- Jay wants to have those huge arms and that’s why he attacks his biceps from all kinds of angles.
- Jay worries about not hitting his transverse abdominals enough so he can finally have that sharp V-cut every guy aspires.
- Jay performs an endless number of crunches in the hope that his rectus abdominus will finally emerge from the depths of his fat belly.
- Jay wants to build this big bulging chest that will make him look attractive to women by filling out his shirt.
- Jay looks at the big guys in the gym and emulates their training approach not realising his genetics will never allow him to become as huge as them.
- Jay is mainly concerned with single-joint isolation exercises that will hit all of his muscle groups separately but never in conjunction.
I could go on with this list but you get the point. Jay is so concerned with all those minute details and misses the more important bigger picture of why he actually works out – getting stronger by building muscles to support his strength.
Jay must cut out the crap out of his training and start focusing on the important stuff – i.e. building some Real Freakin‘ Strength. The nice muscular physique he is after will follow eventually but in the meantime GET STRONG! In the midst of all the information on different workout routines, we often forget about the essential exercises when it comes to getting strong.

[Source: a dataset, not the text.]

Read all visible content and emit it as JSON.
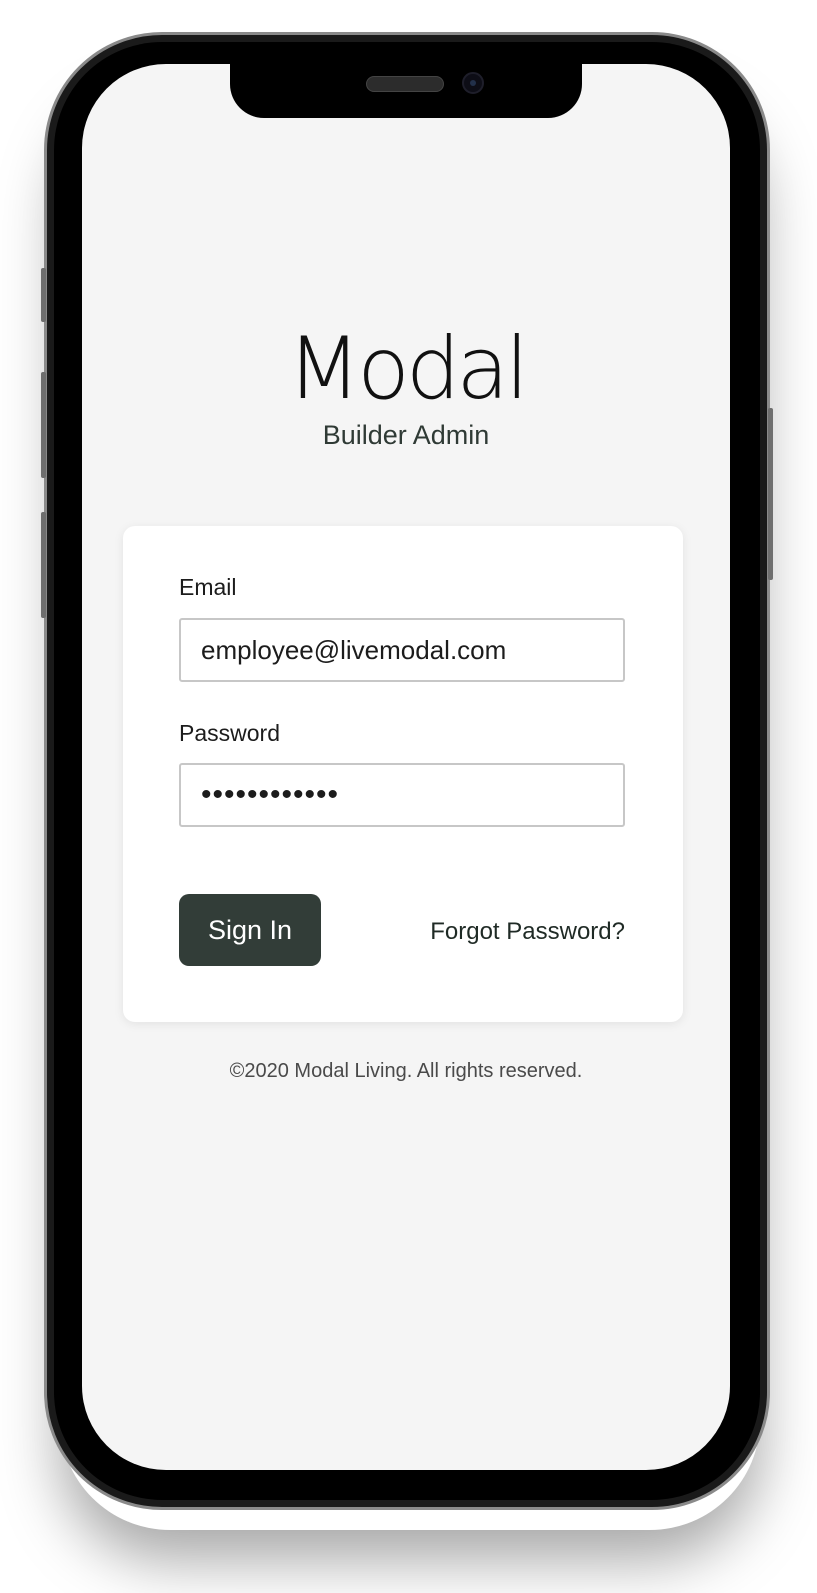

I am not a member of a big box gym and don’t have the pleasure of having to get in contact with people like Jay. I am lucky enough to be able to train in my own basement home gym either on my own or with people more experienced than myself. In that small basement room – the fun ends as we heave around some heavy iron.
My training philosophy focuses on performing the big hard compound movements first and worrying about isolating single muscle groups later (if necessary). Compound movements are really taxing on the body as they engage many muscle groups at the same time. My indicator movements that have given me best strength and muscle gains are:
Nothing beats the deadlift. It works the entire posterior chain. It will give the core incredible stability by working both your abs and lumbar extensors. The sheer joy of a new PR after lifting heavy shit off the ground is unbeatable. These days, I prefer to use the trapbar for deadlifts. My body dimensions are more suitable for trapbar deadlifts rather than barbell.
2. Chin Ups
No need to perform biceps curls. The chin up will take care of it. Your lats will spread nicely as well. I am still working on getting those damned 20 reps in a single set but I will get there eventually. After that is done, I will attach some heavy weights to my balls and focus on getting better at weighted chin ups.
3. Barbell Push Press
This is a variation of an overhead press except that you bend your knees slightly and use some momentum to press the barbell overhead. See the different variations of the overhead press HERE. Works the entire body and can be particularly felt in the deltoids and triceps muscles. Doing a 100 kg push press is a display of some real strength.
4. Incline Dumbbell Press
I don’t like the flat bench barbell press. It wreaks too much havoc on the shoulder girdle. That’s why I set my bench at a maximum angle of 30° and press dumbbells. As opposed to the flat bench barbell pres, the wrists can rotate freely and move along a more shoulder-friendly trajectory when pressing dumbbells. Additional advantage – this exercise will build the pectoralis nicely in the area just below the clavicles.
These are my four indicator go-to exercises that I measure my progress with. In addition, I also like to perform front squats and bodyweight dips but these aren’t my top priority at the moment.
What are your indicator exercises that give your muscles the best bang for the buck?